Based off of the book by R.J. Palacio (which I highly recommend), the film centers on August “Auggie” Pullman (Jacob Tremblay, from Room). After being home schooled by his mom  Isabel (Julia Roberts) and having 27 surgeries, the time has come for him to attend public school. It is the first year of middle school for all fifth graders, so Isabel thinks now is the best time, despite the doubts from her husband Nate (Owen Wilson). Both walk him to school on his first day, along with his older sister Olivia “Via” (Izabela Vidovic).

We have learned that Auggie has already met at least a few kids, as well as the principal Mr. Tushman (“I have heard all the jokes”), played perfectly by Mandy Patinkin. There are some who just revel in bullying poor Auggie, such as Julian (Bryce Gheisar), but others who eventually warm up to him, mainly Jack Will (Noah Jupe) and Summer (Millie Davis). Both Davis and Jupe are rather sensational.

If you have read the book, you know that it is divided into sections that are not just narrated by Auggie, but by other friends and family members. I was not sure how the film would have approached this, but it does so wonderfully (though some parts do seem a little jumbled). Some may think subplots like that of Via (who goes to her own school across town) and her time in the drama club would seem off base, but it is still essential to the film as a whole. Her potential romance with Justin (Nadji Jeter) is as sweet a budding relationship as they come.

All the cast is spot on. To start with, there were times I was watching Owen Wilson as the dad and forgetting we are looking at the same guy from movies with Vince Vaughn and Ben Stiller. It is truly one of Wilson’s best performances. Of course, Julia Roberts is pitch perfect as the mom, as are all the rest of the adult cast (including Daveed Diggs as Mr. Browne).

Still, it is the young cast that shines the most. The kids don’t act over the top like you would expect in a Disney Channel show, but like real kids (though there is no swearing, so as to keep the movie at PG). Even small roles like that of Miranda (Danielle Rose Russell), Via’s best friend, are played with depth and insight.

In the end though, it all goes down to Tremblay as Auggie. Ever since his huge breakout performance in 2015’s Room (which I still feel he was snubbed for at the Oscars), I knew he had a big career ahead of him. Now, more people will be able to see him in Wonder and jump on board. The kid is a born natural actor.

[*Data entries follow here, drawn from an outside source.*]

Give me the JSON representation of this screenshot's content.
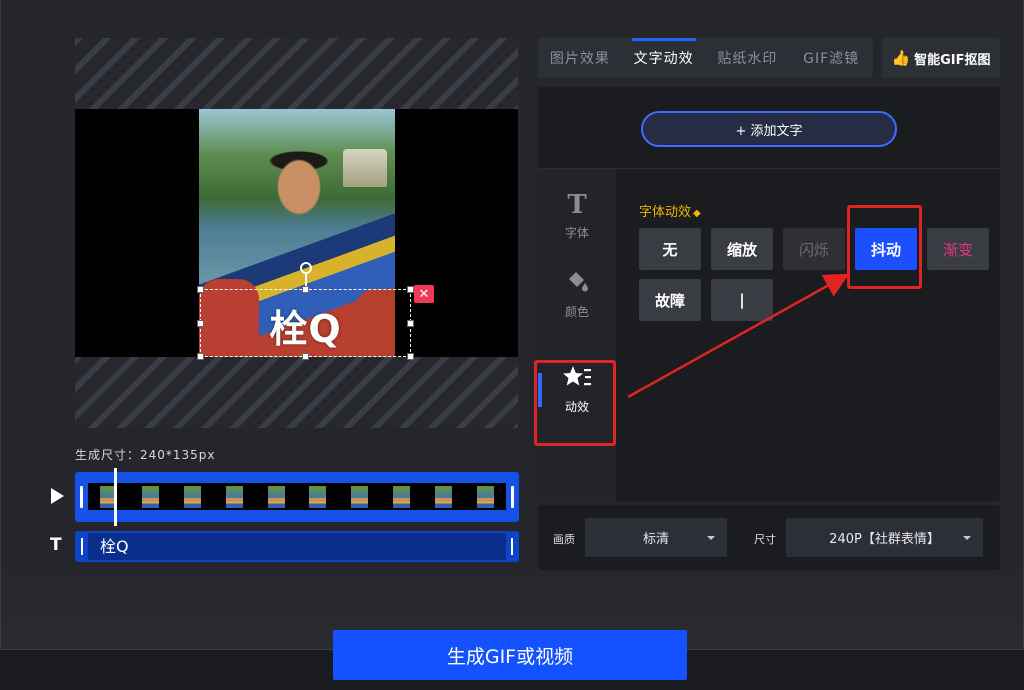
{
  "preview": {
    "overlay_text": "栓Q",
    "delete_symbol": "✕",
    "size_label": "生成尺寸：240*135px"
  },
  "timeline": {
    "text_track_label": "栓Q",
    "text_track_icon": "T"
  },
  "tabs": [
    {
      "label": "图片效果",
      "active": false
    },
    {
      "label": "文字动效",
      "active": true
    },
    {
      "label": "贴纸水印",
      "active": false
    },
    {
      "label": "GIF滤镜",
      "active": false
    }
  ],
  "smart_button": {
    "label": "智能GIF抠图",
    "icon": "thumbs-up-icon"
  },
  "add_text_button": "+ 添加文字",
  "side_nav": [
    {
      "label": "字体",
      "icon": "T"
    },
    {
      "label": "颜色",
      "icon": "paint-bucket-icon"
    },
    {
      "label": "动效",
      "icon": "star-list-icon"
    }
  ],
  "effects": {
    "title": "字体动效",
    "items": [
      {
        "label": "无",
        "state": "normal"
      },
      {
        "label": "缩放",
        "state": "normal"
      },
      {
        "label": "闪烁",
        "state": "disabled"
      },
      {
        "label": "抖动",
        "state": "active"
      },
      {
        "label": "渐变",
        "state": "pink"
      },
      {
        "label": "故障",
        "state": "normal"
      },
      {
        "label": "|",
        "state": "normal"
      }
    ]
  },
  "settings": {
    "quality_label": "画质",
    "quality_value": "标清",
    "size_label": "尺寸",
    "size_value": "240P【社群表情】"
  },
  "generate_button": "生成GIF或视频",
  "colors": {
    "accent": "#1552ff",
    "highlight_red": "#e02424",
    "effect_title": "#f0b400",
    "pink_text": "#e0368a"
  }
}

Parents, it has been quiet some time since I have seen a great, non-animated family film. It put a smile on my face that the majority of audience members were kids. There is no sex or nudity (some kissing), and next to no swearing (I think I heard “crap” only once). Basically, I would say ages 7 and up are not only okay with seeing this film, but should see the film.

In a nutshell, Wonder is a pure heart warmer, one that will inspire a lot of discussion in families long after the credits role (Note: I am not a parent, but I would assume a lot of parents will say there are some things the kids do that are not right, such as helping a friend cheat on a test, or fighting.) While Wonder is not my favorite movie of the year, I have a feeling that, when the time comes to make my top ten films of 2017, I will be fighting hard for Wonder to have a spot on the list.

 

Overall: Four Stars ****